Nshima is served with almost every meal in Zambia.
Severe hunger has been reported in certain parts of the country following 2018 poor rainfall. There have been calls to declare the situation a national disaster, a move the government opposes.
But the vice-president has said foods such as millet, sweet potatoes, pumpkins and cassava have numerous health benefits, reports the state-owned Zambia Daily Mail.
“The gradual shift from predominantly maize-based meals is good for the nation as more nutritious foods will have space at our tables,” Ms Wina said in a statement issued on Tuesday by her office.
“The switch to more nutritious foods is one of the low-cost and effective ways of addressing stunting and malnutrition in the country.

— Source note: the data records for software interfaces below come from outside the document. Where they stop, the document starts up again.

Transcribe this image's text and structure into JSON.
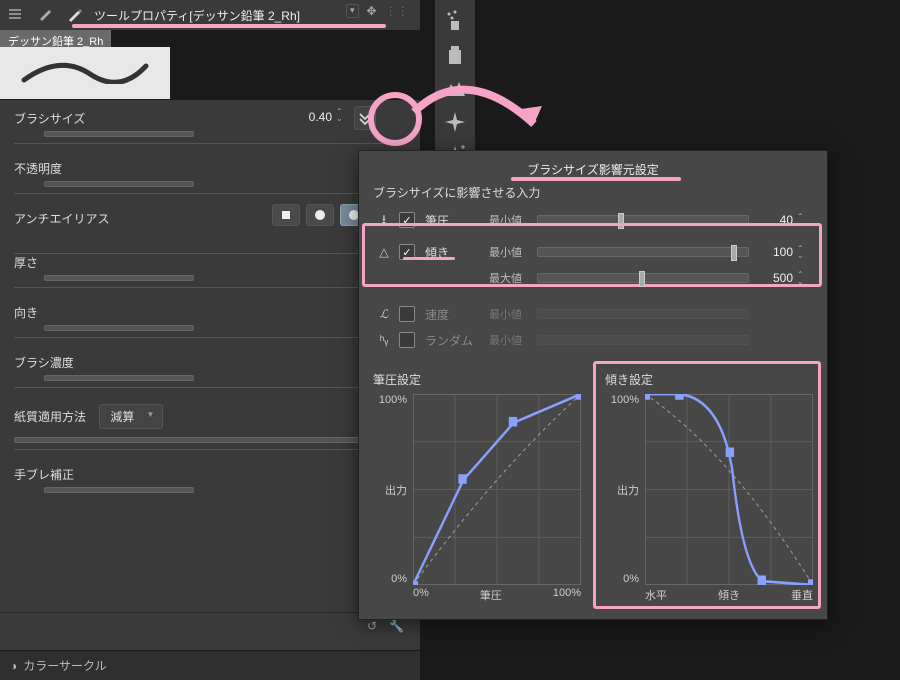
{
  "header": {
    "title": "ツールプロパティ[デッサン鉛筆 2_Rh]",
    "preview_chip": "デッサン鉛筆 2_Rh"
  },
  "props": {
    "brush_size": {
      "label": "ブラシサイズ",
      "value": "0.40"
    },
    "opacity": {
      "label": "不透明度"
    },
    "antialias": {
      "label": "アンチエイリアス"
    },
    "thickness": {
      "label": "厚さ"
    },
    "direction": {
      "label": "向き"
    },
    "density": {
      "label": "ブラシ濃度"
    },
    "paper": {
      "label": "紙質適用方法",
      "value": "減算"
    },
    "stabilize": {
      "label": "手ブレ補正"
    },
    "colorcircle": {
      "label": "カラーサークル"
    }
  },
  "popup": {
    "title": "ブラシサイズ影響元設定",
    "subtitle": "ブラシサイズに影響させる入力",
    "rows": {
      "pressure": {
        "name": "筆圧",
        "checked": true,
        "min_label": "最小値",
        "min_val": "40"
      },
      "tilt": {
        "name": "傾き",
        "checked": true,
        "min_label": "最小値",
        "min_val": "100",
        "max_label": "最大値",
        "max_val": "500"
      },
      "speed": {
        "name": "速度",
        "checked": false,
        "min_label": "最小値"
      },
      "random": {
        "name": "ランダム",
        "checked": false,
        "min_label": "最小値"
      }
    },
    "graph_pressure": {
      "title": "筆圧設定",
      "y100": "100%",
      "ylab": "出力",
      "y0": "0%",
      "x0": "0%",
      "xlab": "筆圧",
      "x1": "100%"
    },
    "graph_tilt": {
      "title": "傾き設定",
      "y100": "100%",
      "ylab": "出力",
      "y0": "0%",
      "x0": "水平",
      "xlab": "傾き",
      "x1": "垂直"
    }
  },
  "chart_data": [
    {
      "type": "line",
      "title": "筆圧設定",
      "xlabel": "筆圧",
      "ylabel": "出力",
      "xlim": [
        0,
        100
      ],
      "ylim": [
        0,
        100
      ],
      "series": [
        {
          "name": "curve",
          "x": [
            0,
            30,
            60,
            100
          ],
          "y": [
            0,
            55,
            85,
            100
          ]
        },
        {
          "name": "default",
          "x": [
            0,
            100
          ],
          "y": [
            0,
            100
          ]
        }
      ]
    },
    {
      "type": "line",
      "title": "傾き設定",
      "xlabel": "傾き",
      "ylabel": "出力",
      "xlim": [
        0,
        100
      ],
      "ylim": [
        0,
        100
      ],
      "x_ticklabels": [
        "水平",
        "傾き",
        "垂直"
      ],
      "series": [
        {
          "name": "curve",
          "x": [
            0,
            20,
            45,
            55,
            70,
            100
          ],
          "y": [
            100,
            100,
            80,
            20,
            2,
            0
          ]
        }
      ]
    }
  ]
}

“It will also act as an assurance of food security at domestic and community levels,” Ms Wina said.